Task objective => Without the pictures, copy all the entries below exactly.

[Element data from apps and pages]

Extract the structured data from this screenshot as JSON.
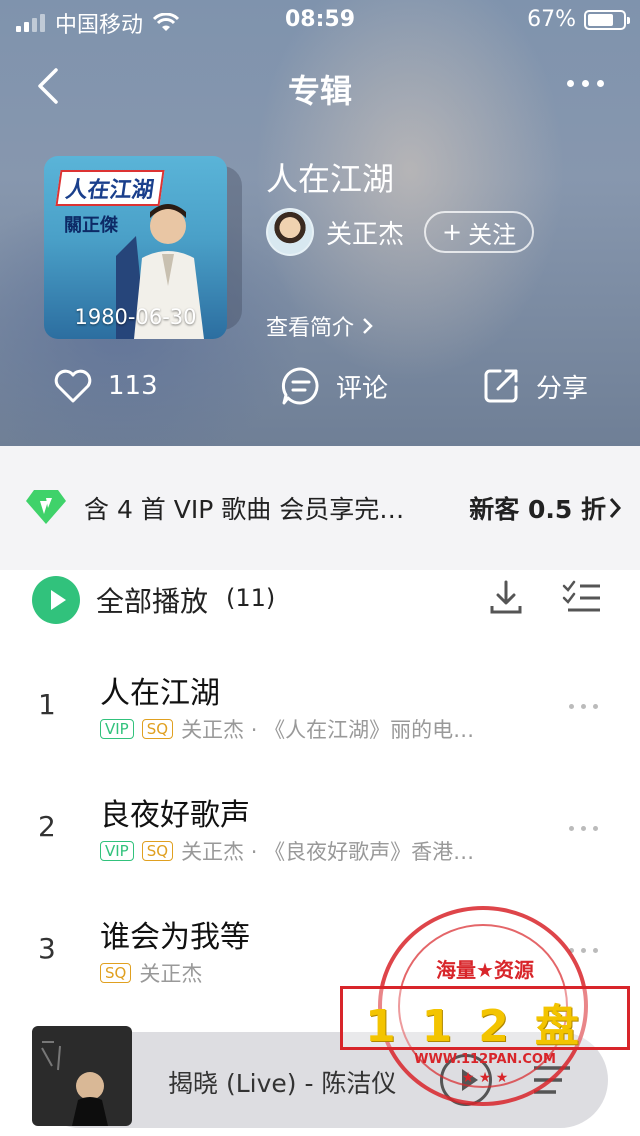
{
  "status_bar": {
    "carrier": "中国移动",
    "time": "08:59",
    "battery": "67%"
  },
  "nav": {
    "title": "专辑"
  },
  "album": {
    "cover_title": "人在江湖",
    "cover_artist": "關正傑",
    "release_date": "1980-06-30",
    "name": "人在江湖",
    "artist": "关正杰",
    "follow_label": "关注",
    "intro_label": "查看简介"
  },
  "actions": {
    "likes": "113",
    "comment_label": "评论",
    "share_label": "分享"
  },
  "vip_banner": {
    "text": "含 4 首 VIP 歌曲 会员享完…",
    "deal": "新客 0.5 折"
  },
  "play_all": {
    "label": "全部播放",
    "count": "(11)"
  },
  "songs": [
    {
      "index": "1",
      "title": "人在江湖",
      "badges": [
        "VIP",
        "SQ"
      ],
      "meta": "关正杰 · 《人在江湖》丽的电…"
    },
    {
      "index": "2",
      "title": "良夜好歌声",
      "badges": [
        "VIP",
        "SQ"
      ],
      "meta": "关正杰 · 《良夜好歌声》香港…"
    },
    {
      "index": "3",
      "title": "谁会为我等",
      "badges": [
        "SQ"
      ],
      "meta": "关正杰"
    }
  ],
  "player": {
    "now_playing": "揭晓 (Live) - 陈洁仪"
  },
  "watermark": {
    "top": "海量★资源",
    "big": "112盘",
    "url": "WWW.112PAN.COM"
  },
  "colors": {
    "accent": "#31c27c",
    "sq": "#e0a020",
    "stamp": "#d8252a"
  },
  "icons": [
    "back-icon",
    "more-icon",
    "heart-icon",
    "comment-icon",
    "share-icon",
    "diamond-icon",
    "play-icon",
    "download-icon",
    "multi-select-icon",
    "playlist-icon"
  ]
}
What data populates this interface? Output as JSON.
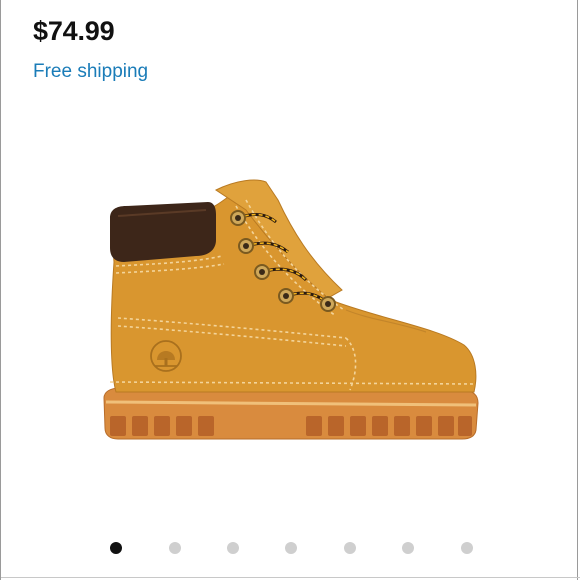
{
  "product": {
    "price": "$74.99",
    "shipping": "Free shipping",
    "image_name": "boot-image"
  },
  "pager": {
    "count": 7,
    "active_index": 0
  },
  "colors": {
    "price": "#111111",
    "shipping_link": "#1a7cb8",
    "dot_active": "#111111",
    "dot_inactive": "#cfcfcf",
    "boot_wheat": "#d9962f",
    "collar_brown": "#3d2619"
  }
}
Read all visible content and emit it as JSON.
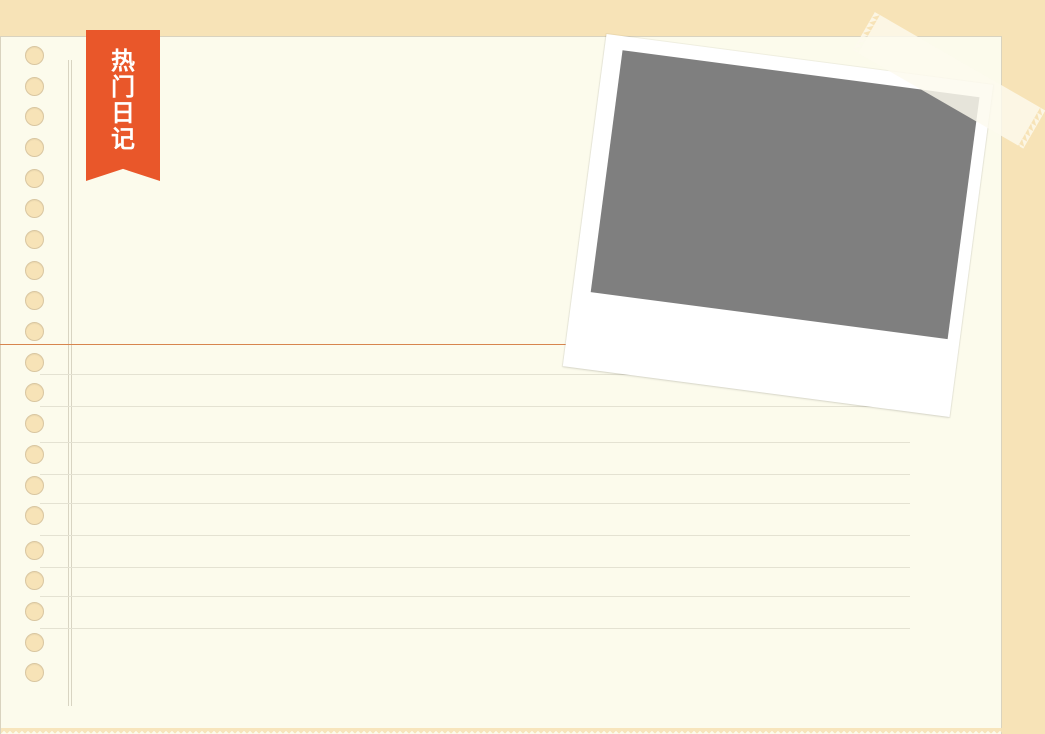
{
  "ribbon": {
    "label": "热门日记"
  },
  "colors": {
    "background": "#f7e3b7",
    "paper": "#fcfbec",
    "ribbon": "#e9572a",
    "photo_placeholder": "#7f7f7f",
    "accent_rule": "#d7854e"
  },
  "icons": {
    "binder_holes": "binder-hole-icon",
    "tape": "tape-icon"
  }
}
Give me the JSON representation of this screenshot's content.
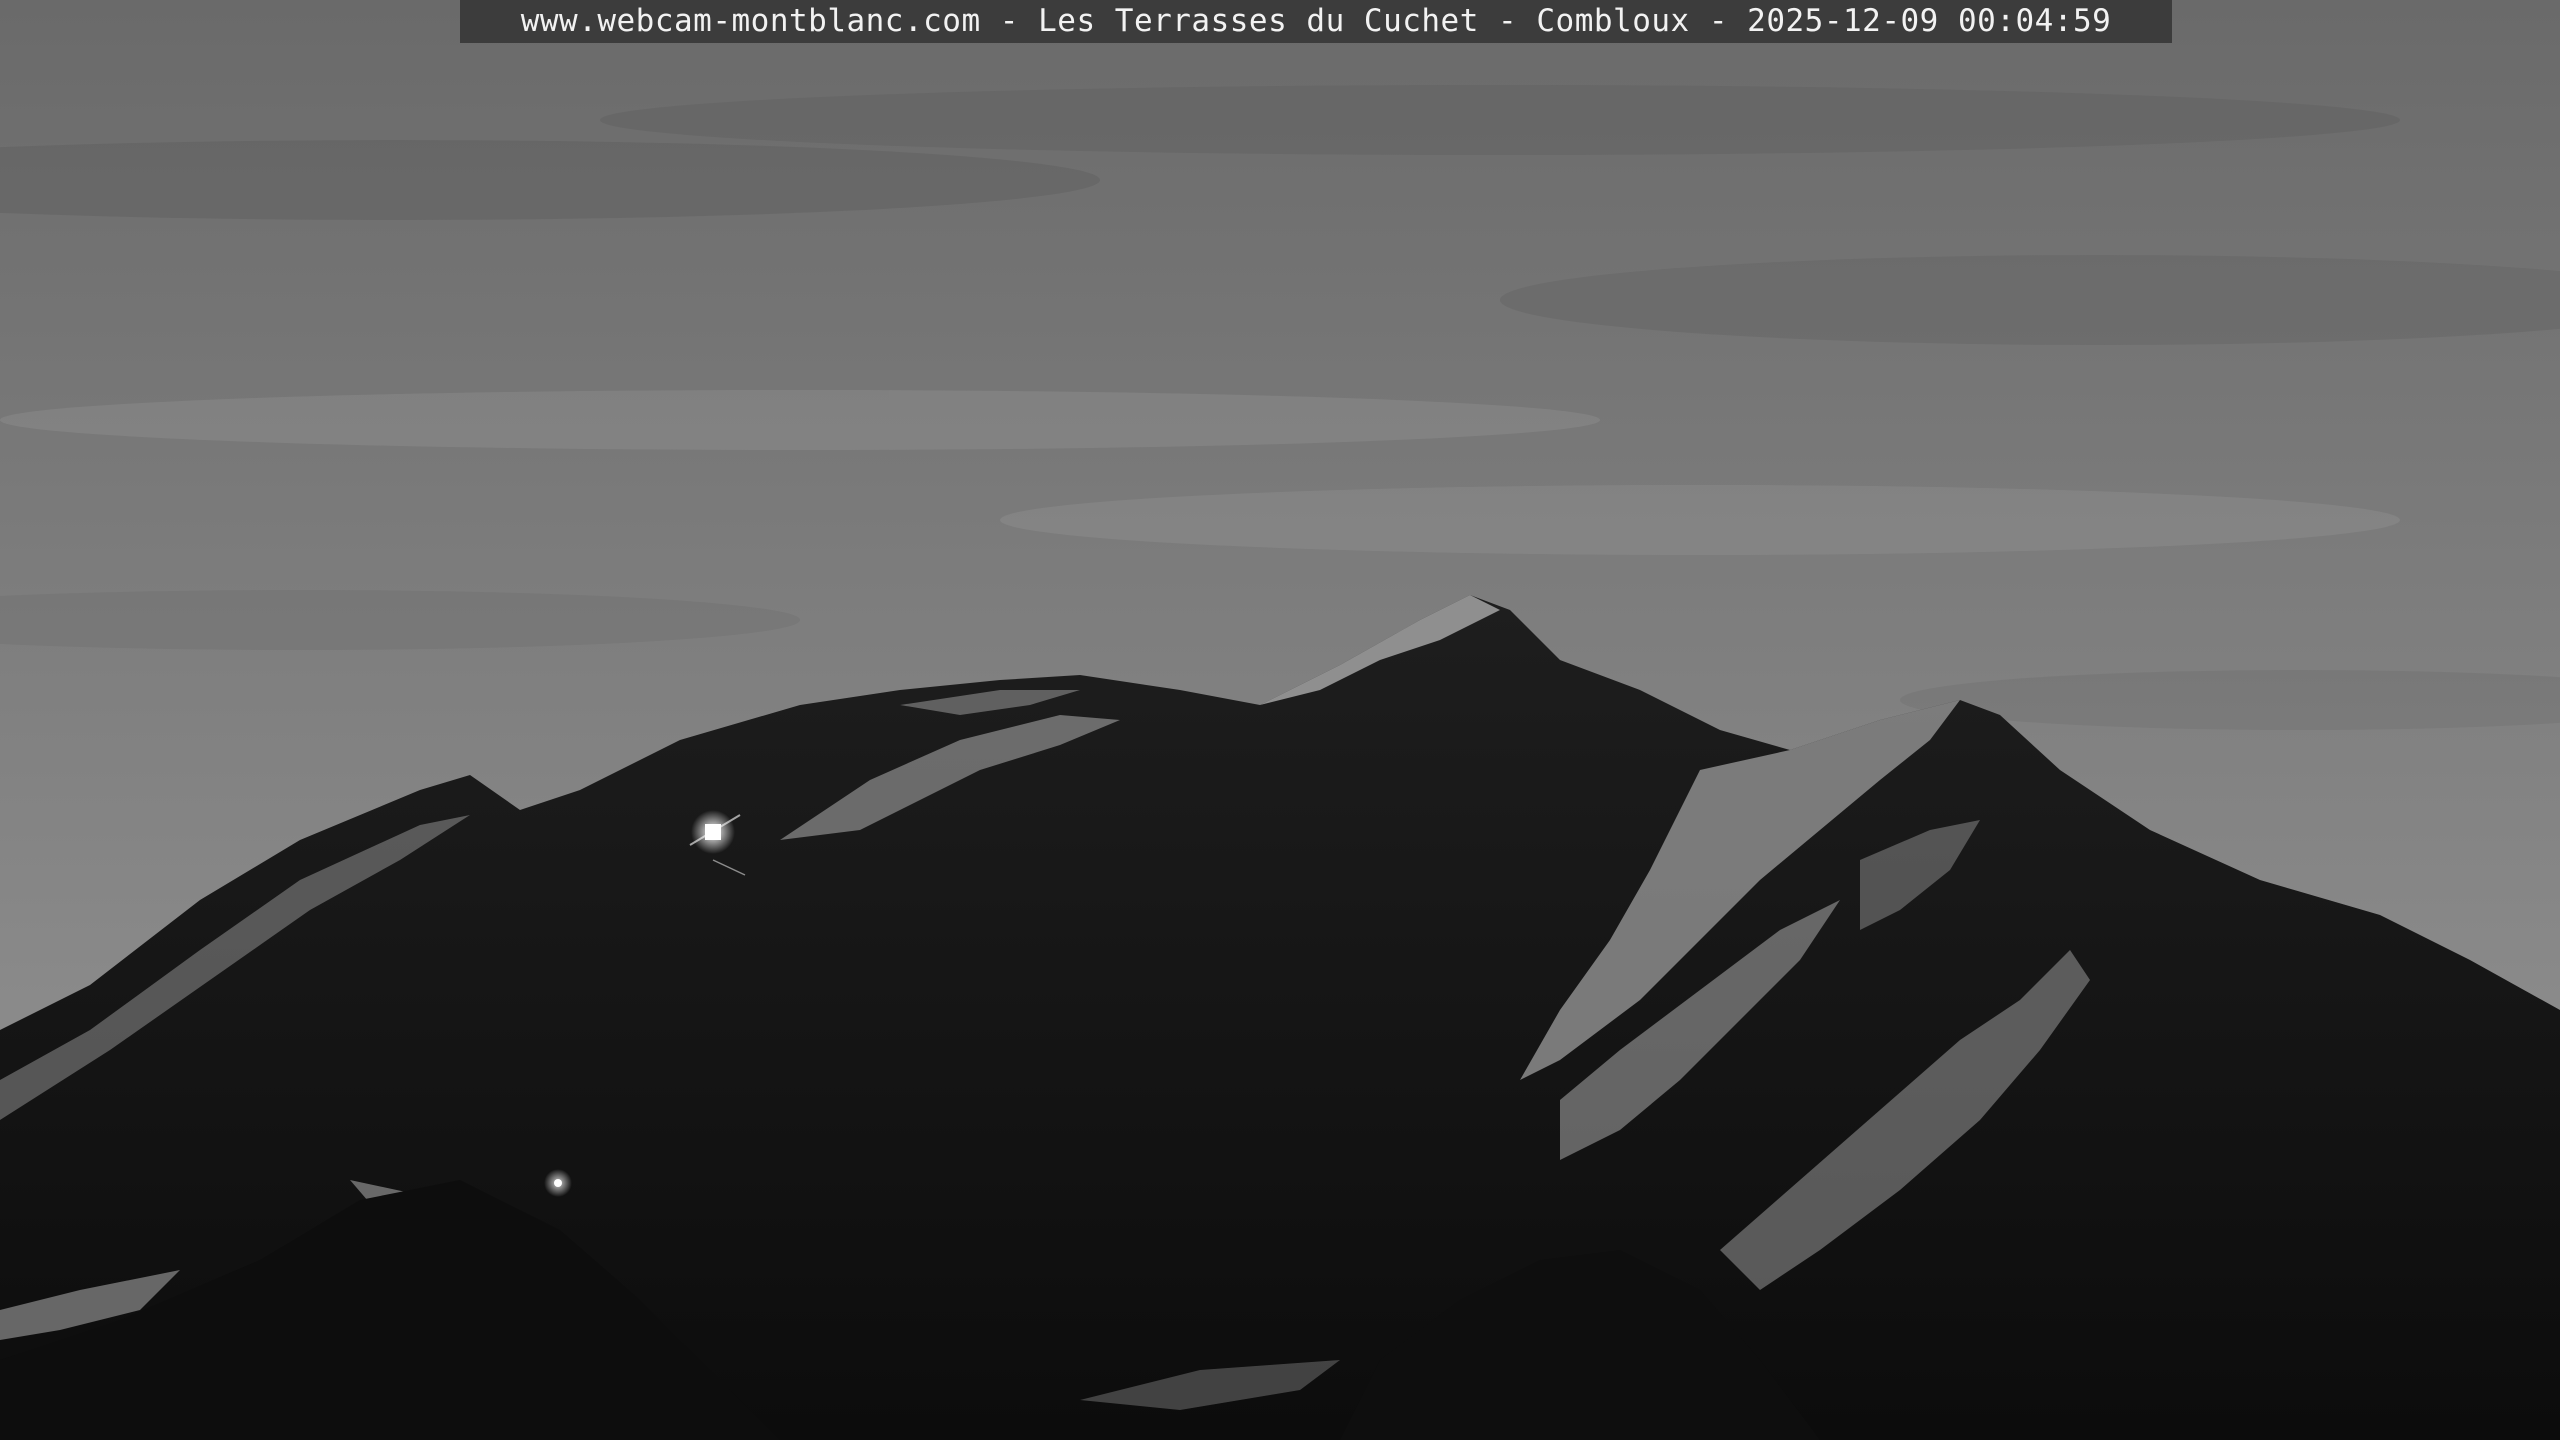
{
  "webcam": {
    "caption": "www.webcam-montblanc.com - Les Terrasses du Cuchet - Combloux - 2025-12-09 00:04:59"
  },
  "colors": {
    "sky_top": "#6a6a6a",
    "sky_bottom": "#8a8a8a",
    "mountain_dark": "#141414",
    "snow_highlight": "#a8a8a8",
    "caption_bg": "#3c3c3c",
    "caption_text": "#f2f2f2"
  }
}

Task result =>
Extract the structured data from this screenshot as JSON.
{
  "status_bar": {
    "carrier": "中国移动",
    "time": "08:59",
    "battery": "67%"
  },
  "nav": {
    "title": "专辑"
  },
  "album": {
    "cover_title": "人在江湖",
    "cover_artist": "關正傑",
    "release_date": "1980-06-30",
    "name": "人在江湖",
    "artist": "关正杰",
    "follow_label": "关注",
    "intro_label": "查看简介"
  },
  "actions": {
    "likes": "113",
    "comment_label": "评论",
    "share_label": "分享"
  },
  "vip_banner": {
    "text": "含 4 首 VIP 歌曲 会员享完…",
    "deal": "新客 0.5 折"
  },
  "play_all": {
    "label": "全部播放",
    "count": "(11)"
  },
  "songs": [
    {
      "index": "1",
      "title": "人在江湖",
      "badges": [
        "VIP",
        "SQ"
      ],
      "meta": "关正杰 · 《人在江湖》丽的电…"
    },
    {
      "index": "2",
      "title": "良夜好歌声",
      "badges": [
        "VIP",
        "SQ"
      ],
      "meta": "关正杰 · 《良夜好歌声》香港…"
    },
    {
      "index": "3",
      "title": "谁会为我等",
      "badges": [
        "SQ"
      ],
      "meta": "关正杰"
    }
  ],
  "player": {
    "now_playing": "揭晓 (Live) - 陈洁仪"
  },
  "watermark": {
    "top": "海量★资源",
    "big": "112盘",
    "url": "WWW.112PAN.COM"
  },
  "colors": {
    "accent": "#31c27c",
    "sq": "#e0a020",
    "stamp": "#d8252a"
  },
  "icons": [
    "back-icon",
    "more-icon",
    "heart-icon",
    "comment-icon",
    "share-icon",
    "diamond-icon",
    "play-icon",
    "download-icon",
    "multi-select-icon",
    "playlist-icon"
  ]
}
What data populates this interface? Output as JSON.
{
  "product": {
    "price": "$74.99",
    "shipping": "Free shipping",
    "image_name": "boot-image"
  },
  "pager": {
    "count": 7,
    "active_index": 0
  },
  "colors": {
    "price": "#111111",
    "shipping_link": "#1a7cb8",
    "dot_active": "#111111",
    "dot_inactive": "#cfcfcf",
    "boot_wheat": "#d9962f",
    "collar_brown": "#3d2619"
  }
}
Read all visible content and emit it as JSON.
{
  "ribbon": {
    "label": "热门日记"
  },
  "colors": {
    "background": "#f7e3b7",
    "paper": "#fcfbec",
    "ribbon": "#e9572a",
    "photo_placeholder": "#7f7f7f",
    "accent_rule": "#d7854e"
  },
  "icons": {
    "binder_holes": "binder-hole-icon",
    "tape": "tape-icon"
  }
}
Give me the JSON representation of this screenshot's content.
{
  "webcam": {
    "caption": "www.webcam-montblanc.com - Les Terrasses du Cuchet - Combloux - 2025-12-09 00:04:59"
  },
  "colors": {
    "sky_top": "#6a6a6a",
    "sky_bottom": "#8a8a8a",
    "mountain_dark": "#141414",
    "snow_highlight": "#a8a8a8",
    "caption_bg": "#3c3c3c",
    "caption_text": "#f2f2f2"
  }
}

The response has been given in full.